Market Outlook: Analysts Share 2015 Fertilizer Price Outlook

Corn and soybean producers need not rush to lock in fertilizer prices by early winter. That’s the assessment of Gregg Ibendahl, associate professor of ag economics, Kansas State University. He points to falling oil prices. 

“That might be an indication that fertilizer prices may have some downside yet,” Ibendahl notes.

In general, seasonal price patterns are likely for NH3, UAN, MAP and potash in early 2015, adds Barry Ward, assistant professor, Ohio State University Extension 

“This would suggest reasonably flat market prices, then increasing as demand ramps up into late winter and early spring,” Ward says. “Even with this potential scenario likely, low projected crop profit margins will likely restrain demand and restrict fertilizer price increases to relatively small percentage increases. Weaker than expected demand as a result of low projected margins could change this scenario if this weaker-than-expected demand pressures sellers to lower prices to stimulate demand.”

As of late December 2014, fertilizer prices stood at levels slightly higher than those seen a year ago, Ward notes. “Production issues, short gas supplies, plant turnarounds and political unrest have lent support to higher prices,” he explains. For 2015, relatively flat fertilizer markets are possible given lower profit margins that will compete with logistical concerns and strong equity positions. 

A good time to make fertilizer purchases will be February 2015, Ibendahl says.
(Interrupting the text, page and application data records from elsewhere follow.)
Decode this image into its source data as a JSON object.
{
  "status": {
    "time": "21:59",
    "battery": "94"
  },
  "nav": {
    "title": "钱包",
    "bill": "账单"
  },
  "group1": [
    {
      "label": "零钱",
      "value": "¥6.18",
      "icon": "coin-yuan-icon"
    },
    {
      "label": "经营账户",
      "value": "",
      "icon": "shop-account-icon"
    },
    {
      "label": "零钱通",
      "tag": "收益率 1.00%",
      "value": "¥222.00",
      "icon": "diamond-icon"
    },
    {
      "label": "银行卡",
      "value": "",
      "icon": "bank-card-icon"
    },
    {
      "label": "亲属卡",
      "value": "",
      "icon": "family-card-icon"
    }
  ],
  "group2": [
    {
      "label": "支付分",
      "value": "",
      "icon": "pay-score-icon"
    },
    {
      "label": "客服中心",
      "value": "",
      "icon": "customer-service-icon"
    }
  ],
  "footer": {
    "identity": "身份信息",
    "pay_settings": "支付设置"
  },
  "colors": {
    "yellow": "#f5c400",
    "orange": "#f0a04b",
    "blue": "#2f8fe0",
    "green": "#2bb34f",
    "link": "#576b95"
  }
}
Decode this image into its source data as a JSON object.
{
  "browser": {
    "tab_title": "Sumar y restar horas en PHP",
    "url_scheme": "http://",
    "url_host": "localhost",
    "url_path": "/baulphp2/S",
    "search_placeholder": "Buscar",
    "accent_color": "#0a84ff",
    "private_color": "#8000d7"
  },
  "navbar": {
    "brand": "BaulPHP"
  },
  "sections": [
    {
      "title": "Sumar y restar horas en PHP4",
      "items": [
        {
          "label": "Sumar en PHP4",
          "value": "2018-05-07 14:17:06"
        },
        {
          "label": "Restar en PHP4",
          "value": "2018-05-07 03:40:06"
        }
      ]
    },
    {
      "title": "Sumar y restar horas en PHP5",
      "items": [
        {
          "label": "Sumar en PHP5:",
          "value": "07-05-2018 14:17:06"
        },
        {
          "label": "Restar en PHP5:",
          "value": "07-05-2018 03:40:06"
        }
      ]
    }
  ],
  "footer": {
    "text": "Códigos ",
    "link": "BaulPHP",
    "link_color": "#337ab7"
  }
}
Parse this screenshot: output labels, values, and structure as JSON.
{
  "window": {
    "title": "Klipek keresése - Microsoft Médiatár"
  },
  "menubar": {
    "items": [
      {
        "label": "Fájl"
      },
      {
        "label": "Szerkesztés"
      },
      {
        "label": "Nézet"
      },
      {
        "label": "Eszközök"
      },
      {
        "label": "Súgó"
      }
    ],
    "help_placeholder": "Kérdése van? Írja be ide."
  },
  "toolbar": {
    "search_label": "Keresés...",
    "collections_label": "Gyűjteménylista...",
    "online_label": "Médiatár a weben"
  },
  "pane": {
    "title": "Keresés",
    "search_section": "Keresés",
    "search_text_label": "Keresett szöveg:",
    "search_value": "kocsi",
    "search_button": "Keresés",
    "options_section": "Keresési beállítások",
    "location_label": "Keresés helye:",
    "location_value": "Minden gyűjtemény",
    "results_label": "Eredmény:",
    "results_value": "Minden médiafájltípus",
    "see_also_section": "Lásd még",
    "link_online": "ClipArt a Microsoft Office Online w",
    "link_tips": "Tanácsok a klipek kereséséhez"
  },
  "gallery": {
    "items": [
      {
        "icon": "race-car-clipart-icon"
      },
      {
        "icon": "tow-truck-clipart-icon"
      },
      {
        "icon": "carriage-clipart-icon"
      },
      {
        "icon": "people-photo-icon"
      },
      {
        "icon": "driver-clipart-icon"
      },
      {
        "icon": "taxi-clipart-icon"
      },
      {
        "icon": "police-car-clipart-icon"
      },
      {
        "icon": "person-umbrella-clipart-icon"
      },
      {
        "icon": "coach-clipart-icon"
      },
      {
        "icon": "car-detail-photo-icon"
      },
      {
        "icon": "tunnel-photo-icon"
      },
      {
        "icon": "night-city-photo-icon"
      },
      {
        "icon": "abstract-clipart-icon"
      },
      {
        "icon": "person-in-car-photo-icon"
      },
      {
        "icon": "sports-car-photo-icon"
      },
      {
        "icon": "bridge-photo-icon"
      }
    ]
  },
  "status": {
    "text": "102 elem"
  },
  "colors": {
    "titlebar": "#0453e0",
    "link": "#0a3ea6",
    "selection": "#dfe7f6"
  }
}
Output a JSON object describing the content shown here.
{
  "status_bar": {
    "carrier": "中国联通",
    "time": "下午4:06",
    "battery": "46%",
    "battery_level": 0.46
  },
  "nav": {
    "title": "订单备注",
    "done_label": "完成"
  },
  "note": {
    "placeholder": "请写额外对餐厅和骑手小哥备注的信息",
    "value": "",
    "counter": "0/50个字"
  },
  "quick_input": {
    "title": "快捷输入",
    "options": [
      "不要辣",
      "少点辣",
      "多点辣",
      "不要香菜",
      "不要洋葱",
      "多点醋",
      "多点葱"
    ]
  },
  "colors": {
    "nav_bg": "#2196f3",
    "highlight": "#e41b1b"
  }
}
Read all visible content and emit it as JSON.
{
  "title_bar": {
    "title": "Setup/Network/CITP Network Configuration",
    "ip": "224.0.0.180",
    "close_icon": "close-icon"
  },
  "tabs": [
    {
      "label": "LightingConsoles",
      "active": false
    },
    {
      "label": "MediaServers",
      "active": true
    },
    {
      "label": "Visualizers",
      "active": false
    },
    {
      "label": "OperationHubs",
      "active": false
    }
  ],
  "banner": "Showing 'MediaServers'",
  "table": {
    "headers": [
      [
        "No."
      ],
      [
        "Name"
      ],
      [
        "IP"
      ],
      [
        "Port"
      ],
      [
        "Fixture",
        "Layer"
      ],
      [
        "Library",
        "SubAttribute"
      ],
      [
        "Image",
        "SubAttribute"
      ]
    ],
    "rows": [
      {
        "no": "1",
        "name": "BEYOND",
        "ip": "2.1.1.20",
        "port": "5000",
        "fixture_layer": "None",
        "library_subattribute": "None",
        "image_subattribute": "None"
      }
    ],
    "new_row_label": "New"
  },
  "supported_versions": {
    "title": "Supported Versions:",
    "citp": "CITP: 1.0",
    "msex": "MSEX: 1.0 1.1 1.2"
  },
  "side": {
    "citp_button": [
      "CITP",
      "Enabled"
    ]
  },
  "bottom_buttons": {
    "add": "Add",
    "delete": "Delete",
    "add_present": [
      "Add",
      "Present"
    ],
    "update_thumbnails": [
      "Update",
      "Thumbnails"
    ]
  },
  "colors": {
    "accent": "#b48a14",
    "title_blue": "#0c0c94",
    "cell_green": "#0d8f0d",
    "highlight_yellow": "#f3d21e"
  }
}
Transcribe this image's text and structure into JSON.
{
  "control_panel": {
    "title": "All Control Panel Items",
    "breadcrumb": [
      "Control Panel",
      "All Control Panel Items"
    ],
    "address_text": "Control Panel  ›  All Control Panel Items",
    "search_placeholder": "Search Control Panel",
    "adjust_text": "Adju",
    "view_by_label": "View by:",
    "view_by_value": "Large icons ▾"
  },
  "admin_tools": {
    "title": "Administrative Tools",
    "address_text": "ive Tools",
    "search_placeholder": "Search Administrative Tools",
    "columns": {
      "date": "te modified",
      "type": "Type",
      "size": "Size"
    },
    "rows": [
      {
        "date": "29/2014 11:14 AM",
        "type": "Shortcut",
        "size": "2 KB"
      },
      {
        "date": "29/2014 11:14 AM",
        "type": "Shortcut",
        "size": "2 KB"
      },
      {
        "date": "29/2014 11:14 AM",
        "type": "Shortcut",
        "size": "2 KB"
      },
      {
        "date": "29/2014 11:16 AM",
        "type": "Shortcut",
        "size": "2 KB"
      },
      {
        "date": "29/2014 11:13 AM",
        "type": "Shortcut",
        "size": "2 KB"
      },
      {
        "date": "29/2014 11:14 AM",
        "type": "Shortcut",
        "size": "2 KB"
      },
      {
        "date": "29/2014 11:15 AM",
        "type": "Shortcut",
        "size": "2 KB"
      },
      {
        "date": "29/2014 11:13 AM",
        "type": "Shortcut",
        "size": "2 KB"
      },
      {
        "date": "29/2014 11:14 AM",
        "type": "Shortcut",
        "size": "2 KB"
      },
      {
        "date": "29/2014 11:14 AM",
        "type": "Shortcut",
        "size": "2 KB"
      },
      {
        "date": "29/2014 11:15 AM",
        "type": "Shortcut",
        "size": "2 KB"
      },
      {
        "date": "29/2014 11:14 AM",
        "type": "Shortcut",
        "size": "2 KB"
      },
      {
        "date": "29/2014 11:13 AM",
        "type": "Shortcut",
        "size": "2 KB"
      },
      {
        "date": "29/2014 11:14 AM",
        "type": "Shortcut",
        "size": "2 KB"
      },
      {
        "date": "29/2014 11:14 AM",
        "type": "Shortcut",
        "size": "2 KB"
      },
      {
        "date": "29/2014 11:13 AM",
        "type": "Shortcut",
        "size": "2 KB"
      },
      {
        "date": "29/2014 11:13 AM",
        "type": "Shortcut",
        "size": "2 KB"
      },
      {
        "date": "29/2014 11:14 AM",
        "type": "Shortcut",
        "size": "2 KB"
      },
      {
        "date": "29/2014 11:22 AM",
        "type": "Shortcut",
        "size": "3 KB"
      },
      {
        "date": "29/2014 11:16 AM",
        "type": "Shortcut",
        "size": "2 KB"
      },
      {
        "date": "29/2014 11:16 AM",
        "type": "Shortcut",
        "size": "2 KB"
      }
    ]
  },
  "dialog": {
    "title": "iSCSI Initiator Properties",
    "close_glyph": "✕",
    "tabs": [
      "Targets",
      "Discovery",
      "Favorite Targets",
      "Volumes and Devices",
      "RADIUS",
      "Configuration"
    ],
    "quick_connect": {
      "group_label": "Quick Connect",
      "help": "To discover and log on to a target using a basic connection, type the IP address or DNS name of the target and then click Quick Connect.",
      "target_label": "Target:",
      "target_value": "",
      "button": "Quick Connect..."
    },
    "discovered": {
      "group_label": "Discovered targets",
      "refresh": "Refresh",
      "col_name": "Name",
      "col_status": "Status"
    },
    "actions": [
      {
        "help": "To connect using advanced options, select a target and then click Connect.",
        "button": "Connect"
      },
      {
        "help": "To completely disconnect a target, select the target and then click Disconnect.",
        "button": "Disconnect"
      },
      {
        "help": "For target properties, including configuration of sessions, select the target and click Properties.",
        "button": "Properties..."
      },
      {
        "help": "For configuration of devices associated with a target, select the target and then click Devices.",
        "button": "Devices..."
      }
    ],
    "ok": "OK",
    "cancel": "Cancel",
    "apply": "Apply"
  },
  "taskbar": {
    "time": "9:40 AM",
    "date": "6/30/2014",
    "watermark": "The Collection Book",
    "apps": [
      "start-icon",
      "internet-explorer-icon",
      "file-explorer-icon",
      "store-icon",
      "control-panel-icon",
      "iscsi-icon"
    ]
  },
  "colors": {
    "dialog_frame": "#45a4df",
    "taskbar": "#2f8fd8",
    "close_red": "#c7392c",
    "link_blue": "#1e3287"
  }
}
Yet he cautions producers to not delay purchases significantly to avoid the possibility of an unexpected price hike.